Even in 1971, all border areas were never fully evacuated (on both sides). In case Pakistanis choose the dirty bomb route of maximizing ionization while minimizing blast effects for area denial, the radiation effects will linger for a long time to come on Pakistani soil. I wonder if Pakistanis have been communicated that they are going to be nuked by their Army, which is supposed to save them. They might be denied their soil after the conflict with the attendant danger of water contamination and its fall out on a severely water stressed Pakistan. Of course, one must remember that Pakistan has had no qualms of using Air Force against its own people in Baluchistan. But nuking Punjab and Sindh? Well, well, well…. another kettle of fish.
The facile argument can be made that Nasr will be used against Indian Forces in the lightly populated desert sectors only. That means- only in Sindh? So Sindhis should be aware that Pakistan Army will nuke them and deny them the resources (coal, oil and gas) for times to come. Punjab will be pure clean and safe! Given the state of Pakistani economy, its social structure and internal tensions, whether the Indian offensive is halted or not, Pakistan will go through an upheaval. So where does that leave the Pakistani Army?
Pandit Nehru never recovered from the psychological reverses of 1962. One of the contributory factors was abandoning the people of Kameng Sector when Chinese overwhelmed Sela defenses. Wonder what will happen if Pakistanis are nuked by their Army? Pakistanis face an existential threat – not from India but from the Pakistani Army! That’s a cat among the pigeons’ scenario. Well, you must hand it to the Pakistani Army, tactically brilliant as always and strategically daft. They lost half the nation with such thinking. They repeated it in Kargil. They will complete the unfinished agenda by losing Pakistan when they unleash Nasr!
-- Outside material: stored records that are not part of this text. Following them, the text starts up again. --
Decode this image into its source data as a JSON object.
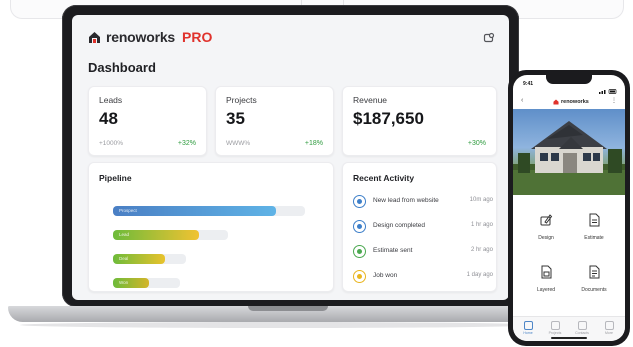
{
  "app": {
    "brand": "renoworks",
    "badge": "PRO",
    "page_title": "Dashboard"
  },
  "colors": {
    "accent_red": "#e0322c",
    "positive": "#2e9b3e",
    "pipeline_blue": "#3d8fd6",
    "pipeline_yellow": "#f1c232",
    "pipeline_green": "#6dbb3a"
  },
  "stats": [
    {
      "label": "Leads",
      "value": "48",
      "sub": "+1000%",
      "delta": "+32%"
    },
    {
      "label": "Projects",
      "value": "35",
      "sub": "WWW%",
      "delta": "+18%"
    },
    {
      "label": "Revenue",
      "value": "$187,650",
      "sub": "",
      "delta": "+30%"
    }
  ],
  "pipeline": {
    "title": "Pipeline",
    "bars": [
      {
        "label": "Prospect",
        "fill": 0.85,
        "track": 1.0,
        "color": "blue"
      },
      {
        "label": "Lead",
        "fill": 0.45,
        "track": 0.6,
        "color": "yellow"
      },
      {
        "label": "Deal",
        "fill": 0.27,
        "track": 0.38,
        "color": "green-yellow"
      },
      {
        "label": "Won",
        "fill": 0.19,
        "track": 0.35,
        "color": "green"
      }
    ]
  },
  "activity": {
    "title": "Recent Activity",
    "items": [
      {
        "text": "New lead from website",
        "time": "10m ago",
        "color": "#3d7fc9"
      },
      {
        "text": "Design completed",
        "time": "1 hr ago",
        "color": "#3d7fc9"
      },
      {
        "text": "Estimate sent",
        "time": "2 hr ago",
        "color": "#4aa84f"
      },
      {
        "text": "Job won",
        "time": "1 day ago",
        "color": "#e9b51f"
      }
    ]
  },
  "phone": {
    "status_time": "9:41",
    "brand": "renoworks",
    "tiles": [
      "Design",
      "Estimate",
      "Layered",
      "Documents"
    ],
    "tabs": [
      "Home",
      "Projects",
      "Contacts",
      "More"
    ]
  },
  "icons": [
    "brand-house-icon",
    "header-settings-icon",
    "back-icon",
    "menu-icon",
    "design-icon",
    "estimate-icon",
    "layered-icon",
    "documents-icon"
  ]
}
It is beyond doubt that Pakistan is struggling for friends. It is near bankruptcy. Its Iron Friend – China has invested 62 odd Billion Dollars in a supposedly game changing program called the CPEC. Use of TNWs in such a situation? What will be the fall out? Even if Pakistan survives all this, what will be its position in the international arena? Isolation? Pariah? You choose the words. I see only one equation. Use of TNWs equals pressing the self-destruct button.